**RECORDS FOR THIS EXERCISE**
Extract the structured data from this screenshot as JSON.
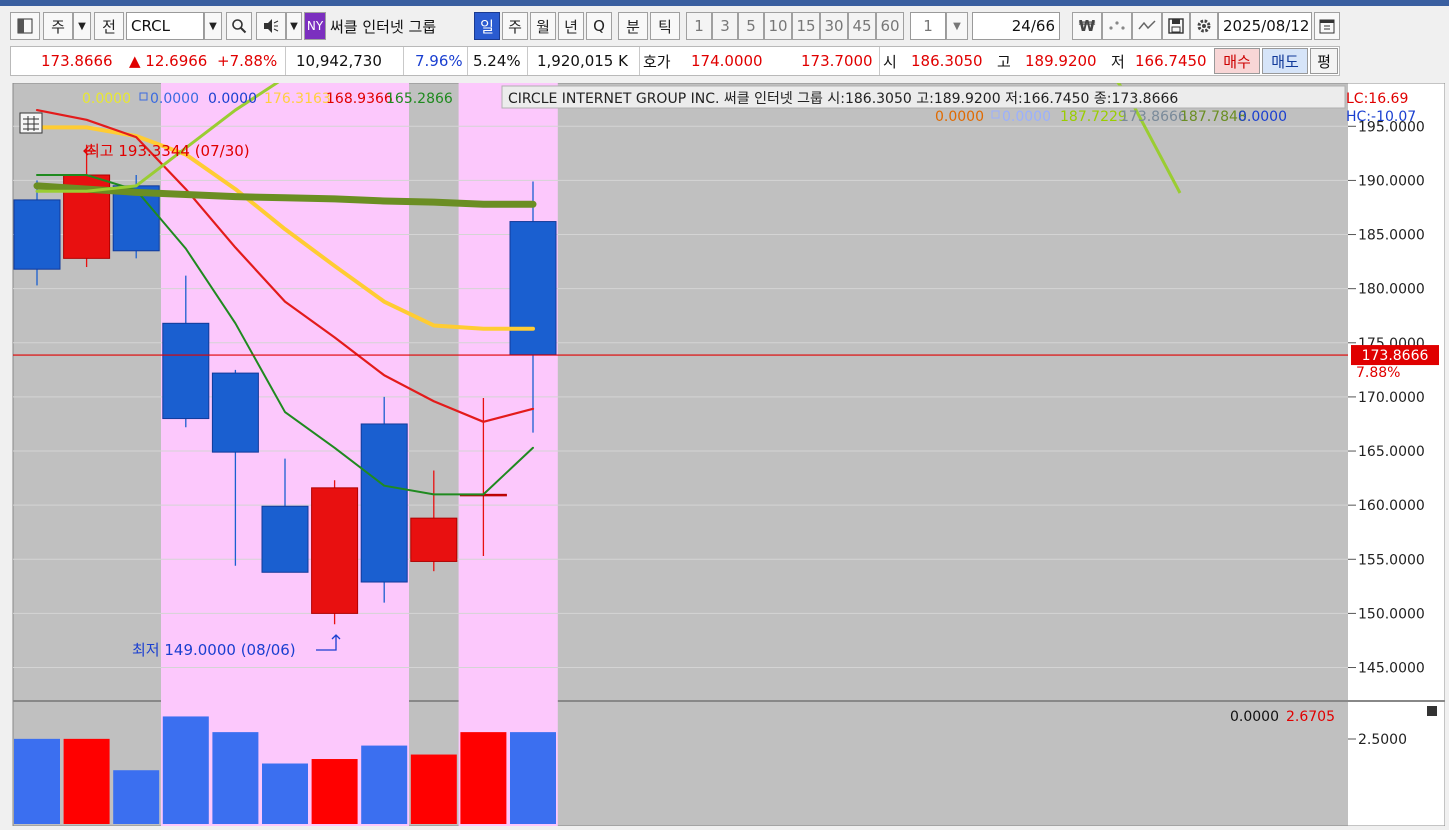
{
  "toolbar": {
    "type_label": "주",
    "view_label": "전",
    "symbol": "CRCL",
    "ny_label": "NY",
    "stock_name": "써클 인터넷 그룹",
    "period_day": "일",
    "period_week": "주",
    "period_month": "월",
    "period_year": "년",
    "period_q": "Q",
    "period_min": "분",
    "period_tick": "틱",
    "intervals": [
      "1",
      "3",
      "5",
      "10",
      "15",
      "30",
      "45",
      "60"
    ],
    "count": "1",
    "page": "24",
    "page_total": "/66",
    "date": "2025/08/12",
    "won_icon": "₩"
  },
  "quote": {
    "price": "173.8666",
    "change": "▲ 12.6966",
    "change_pct": "+7.88%",
    "volume": "10,942,730",
    "pct1": "7.96%",
    "pct2": "5.24%",
    "amount": "1,920,015 K",
    "hoga_label": "호가",
    "ask": "174.0000",
    "bid": "173.7000",
    "open_label": "시",
    "open": "186.3050",
    "high_label": "고",
    "high": "189.9200",
    "low_label": "저",
    "low": "166.7450",
    "buy_label": "매수",
    "sell_label": "매도",
    "avg_label": "평"
  },
  "chart": {
    "legend_left": [
      "0.0000",
      "0.0000",
      "0.0000",
      "176.3163",
      "168.9366",
      "165.2866"
    ],
    "legend_colors": [
      "#e8e830",
      "#3a6ae0",
      "#1a3fd0",
      "#ffcf40",
      "#e00000",
      "#1f8a1f"
    ],
    "title_info": "CIRCLE INTERNET GROUP INC.  써클 인터넷 그룹 시:186.3050 고:189.9200 저:166.7450 종:173.8666",
    "legend_right": [
      "0.0000",
      "0.0000",
      "187.7229",
      "173.8666",
      "187.7848",
      "0.0000"
    ],
    "legend_right_colors": [
      "#e06a00",
      "#9ab0ff",
      "#9acd00",
      "#7a8a9a",
      "#6b8e23",
      "#1a3fd0"
    ],
    "lc": "LC:16.69",
    "hc": "HC:-10.07",
    "high_annot": "최고 193.3344 (07/30)",
    "low_annot": "최저 149.0000 (08/06)",
    "current_label": "173.8666",
    "current_pct": "7.88%",
    "y_ticks": [
      "195.0000",
      "190.0000",
      "185.0000",
      "180.0000",
      "175.0000",
      "170.0000",
      "165.0000",
      "160.0000",
      "155.0000",
      "150.0000",
      "145.0000"
    ],
    "vol_legend_a": "0.0000",
    "vol_legend_b": "2.6705",
    "vol_tick": "2.5000",
    "colors": {
      "up": "#e81010",
      "down": "#1a5fd0",
      "bg": "#c0c0c0",
      "highlight": "#fcc8fc"
    }
  },
  "chart_data": {
    "type": "candlestick",
    "y_range": [
      142,
      199
    ],
    "y_ticks": [
      195,
      190,
      185,
      180,
      175,
      170,
      165,
      160,
      155,
      150,
      145
    ],
    "candles": [
      {
        "open": 188.2,
        "close": 181.8,
        "high": 190.0,
        "low": 180.3,
        "dir": "down",
        "highlight": false
      },
      {
        "open": 182.8,
        "close": 190.5,
        "high": 193.3,
        "low": 182.0,
        "dir": "up",
        "highlight": false
      },
      {
        "open": 189.5,
        "close": 183.5,
        "high": 190.5,
        "low": 182.8,
        "dir": "down",
        "highlight": false
      },
      {
        "open": 176.8,
        "close": 168.0,
        "high": 181.2,
        "low": 167.2,
        "dir": "down",
        "highlight": true
      },
      {
        "open": 172.2,
        "close": 164.9,
        "high": 172.5,
        "low": 154.4,
        "dir": "down",
        "highlight": true
      },
      {
        "open": 159.9,
        "close": 153.8,
        "high": 164.3,
        "low": 153.8,
        "dir": "down",
        "highlight": true
      },
      {
        "open": 150.0,
        "close": 161.6,
        "high": 162.3,
        "low": 149.0,
        "dir": "up",
        "highlight": true
      },
      {
        "open": 167.5,
        "close": 152.9,
        "high": 170.0,
        "low": 151.0,
        "dir": "down",
        "highlight": true
      },
      {
        "open": 154.8,
        "close": 158.8,
        "high": 163.2,
        "low": 153.9,
        "dir": "up",
        "highlight": false
      },
      {
        "open": 160.9,
        "close": 161.0,
        "high": 169.9,
        "low": 155.3,
        "dir": "up",
        "highlight": true
      },
      {
        "open": 186.2,
        "close": 173.9,
        "high": 189.9,
        "low": 166.7,
        "dir": "down",
        "highlight": true
      }
    ],
    "ma_lines": [
      {
        "name": "MA20",
        "color": "#ffcc33",
        "values": [
          194.9,
          194.9,
          194.1,
          192.4,
          189.2,
          185.5,
          182.1,
          178.8,
          176.6,
          176.3,
          176.3
        ]
      },
      {
        "name": "MA10",
        "color": "#e31b1b",
        "values": [
          196.5,
          195.6,
          194.0,
          189.2,
          183.8,
          178.8,
          175.5,
          172.0,
          169.6,
          167.7,
          168.9
        ]
      },
      {
        "name": "MA5",
        "color": "#1f8a1f",
        "values": [
          190.5,
          190.5,
          189.1,
          183.7,
          176.8,
          168.6,
          165.3,
          161.8,
          161.0,
          161.0,
          165.3
        ]
      },
      {
        "name": "Trend",
        "color": "#6b8e23",
        "values": [
          189.5,
          189.2,
          188.9,
          188.7,
          188.5,
          188.4,
          188.3,
          188.1,
          188.0,
          187.8,
          187.8
        ]
      },
      {
        "name": "Projection",
        "color": "#9acd32",
        "values": [
          189.0,
          189.0,
          189.5,
          193.0,
          196.5,
          199.5,
          201.0,
          201.0,
          201.0,
          201.0,
          201.0
        ]
      }
    ],
    "volume_bars": [
      {
        "value": 1.9,
        "dir": "down"
      },
      {
        "value": 1.9,
        "dir": "up"
      },
      {
        "value": 1.2,
        "dir": "down"
      },
      {
        "value": 2.4,
        "dir": "down"
      },
      {
        "value": 2.05,
        "dir": "down"
      },
      {
        "value": 1.35,
        "dir": "down"
      },
      {
        "value": 1.45,
        "dir": "up"
      },
      {
        "value": 1.75,
        "dir": "down"
      },
      {
        "value": 1.55,
        "dir": "up"
      },
      {
        "value": 2.05,
        "dir": "up"
      },
      {
        "value": 2.05,
        "dir": "down"
      }
    ]
  }
}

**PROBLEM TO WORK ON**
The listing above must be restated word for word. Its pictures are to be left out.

**RESULT FOR THIS EXERCISE**
Extract the structured data from this screenshot as JSON.
{
  "toolbar": {
    "type_label": "주",
    "view_label": "전",
    "symbol": "CRCL",
    "ny_label": "NY",
    "stock_name": "써클 인터넷 그룹",
    "period_day": "일",
    "period_week": "주",
    "period_month": "월",
    "period_year": "년",
    "period_q": "Q",
    "period_min": "분",
    "period_tick": "틱",
    "intervals": [
      "1",
      "3",
      "5",
      "10",
      "15",
      "30",
      "45",
      "60"
    ],
    "count": "1",
    "page": "24",
    "page_total": "/66",
    "date": "2025/08/12",
    "won_icon": "₩"
  },
  "quote": {
    "price": "173.8666",
    "change": "▲ 12.6966",
    "change_pct": "+7.88%",
    "volume": "10,942,730",
    "pct1": "7.96%",
    "pct2": "5.24%",
    "amount": "1,920,015 K",
    "hoga_label": "호가",
    "ask": "174.0000",
    "bid": "173.7000",
    "open_label": "시",
    "open": "186.3050",
    "high_label": "고",
    "high": "189.9200",
    "low_label": "저",
    "low": "166.7450",
    "buy_label": "매수",
    "sell_label": "매도",
    "avg_label": "평"
  },
  "chart": {
    "legend_left": [
      "0.0000",
      "0.0000",
      "0.0000",
      "176.3163",
      "168.9366",
      "165.2866"
    ],
    "legend_colors": [
      "#e8e830",
      "#3a6ae0",
      "#1a3fd0",
      "#ffcf40",
      "#e00000",
      "#1f8a1f"
    ],
    "title_info": "CIRCLE INTERNET GROUP INC.  써클 인터넷 그룹 시:186.3050 고:189.9200 저:166.7450 종:173.8666",
    "legend_right": [
      "0.0000",
      "0.0000",
      "187.7229",
      "173.8666",
      "187.7848",
      "0.0000"
    ],
    "legend_right_colors": [
      "#e06a00",
      "#9ab0ff",
      "#9acd00",
      "#7a8a9a",
      "#6b8e23",
      "#1a3fd0"
    ],
    "lc": "LC:16.69",
    "hc": "HC:-10.07",
    "high_annot": "최고 193.3344 (07/30)",
    "low_annot": "최저 149.0000 (08/06)",
    "current_label": "173.8666",
    "current_pct": "7.88%",
    "y_ticks": [
      "195.0000",
      "190.0000",
      "185.0000",
      "180.0000",
      "175.0000",
      "170.0000",
      "165.0000",
      "160.0000",
      "155.0000",
      "150.0000",
      "145.0000"
    ],
    "vol_legend_a": "0.0000",
    "vol_legend_b": "2.6705",
    "vol_tick": "2.5000",
    "colors": {
      "up": "#e81010",
      "down": "#1a5fd0",
      "bg": "#c0c0c0",
      "highlight": "#fcc8fc"
    }
  },
  "chart_data": {
    "type": "candlestick",
    "y_range": [
      142,
      199
    ],
    "y_ticks": [
      195,
      190,
      185,
      180,
      175,
      170,
      165,
      160,
      155,
      150,
      145
    ],
    "candles": [
      {
        "open": 188.2,
        "close": 181.8,
        "high": 190.0,
        "low": 180.3,
        "dir": "down",
        "highlight": false
      },
      {
        "open": 182.8,
        "close": 190.5,
        "high": 193.3,
        "low": 182.0,
        "dir": "up",
        "highlight": false
      },
      {
        "open": 189.5,
        "close": 183.5,
        "high": 190.5,
        "low": 182.8,
        "dir": "down",
        "highlight": false
      },
      {
        "open": 176.8,
        "close": 168.0,
        "high": 181.2,
        "low": 167.2,
        "dir": "down",
        "highlight": true
      },
      {
        "open": 172.2,
        "close": 164.9,
        "high": 172.5,
        "low": 154.4,
        "dir": "down",
        "highlight": true
      },
      {
        "open": 159.9,
        "close": 153.8,
        "high": 164.3,
        "low": 153.8,
        "dir": "down",
        "highlight": true
      },
      {
        "open": 150.0,
        "close": 161.6,
        "high": 162.3,
        "low": 149.0,
        "dir": "up",
        "highlight": true
      },
      {
        "open": 167.5,
        "close": 152.9,
        "high": 170.0,
        "low": 151.0,
        "dir": "down",
        "highlight": true
      },
      {
        "open": 154.8,
        "close": 158.8,
        "high": 163.2,
        "low": 153.9,
        "dir": "up",
        "highlight": false
      },
      {
        "open": 160.9,
        "close": 161.0,
        "high": 169.9,
        "low": 155.3,
        "dir": "up",
        "highlight": true
      },
      {
        "open": 186.2,
        "close": 173.9,
        "high": 189.9,
        "low": 166.7,
        "dir": "down",
        "highlight": true
      }
    ],
    "ma_lines": [
      {
        "name": "MA20",
        "color": "#ffcc33",
        "values": [
          194.9,
          194.9,
          194.1,
          192.4,
          189.2,
          185.5,
          182.1,
          178.8,
          176.6,
          176.3,
          176.3
        ]
      },
      {
        "name": "MA10",
        "color": "#e31b1b",
        "values": [
          196.5,
          195.6,
          194.0,
          189.2,
          183.8,
          178.8,
          175.5,
          172.0,
          169.6,
          167.7,
          168.9
        ]
      },
      {
        "name": "MA5",
        "color": "#1f8a1f",
        "values": [
          190.5,
          190.5,
          189.1,
          183.7,
          176.8,
          168.6,
          165.3,
          161.8,
          161.0,
          161.0,
          165.3
        ]
      },
      {
        "name": "Trend",
        "color": "#6b8e23",
        "values": [
          189.5,
          189.2,
          188.9,
          188.7,
          188.5,
          188.4,
          188.3,
          188.1,
          188.0,
          187.8,
          187.8
        ]
      },
      {
        "name": "Projection",
        "color": "#9acd32",
        "values": [
          189.0,
          189.0,
          189.5,
          193.0,
          196.5,
          199.5,
          201.0,
          201.0,
          201.0,
          201.0,
          201.0
        ]
      }
    ],
    "volume_bars": [
      {
        "value": 1.9,
        "dir": "down"
      },
      {
        "value": 1.9,
        "dir": "up"
      },
      {
        "value": 1.2,
        "dir": "down"
      },
      {
        "value": 2.4,
        "dir": "down"
      },
      {
        "value": 2.05,
        "dir": "down"
      },
      {
        "value": 1.35,
        "dir": "down"
      },
      {
        "value": 1.45,
        "dir": "up"
      },
      {
        "value": 1.75,
        "dir": "down"
      },
      {
        "value": 1.55,
        "dir": "up"
      },
      {
        "value": 2.05,
        "dir": "up"
      },
      {
        "value": 2.05,
        "dir": "down"
      }
    ]
  }
}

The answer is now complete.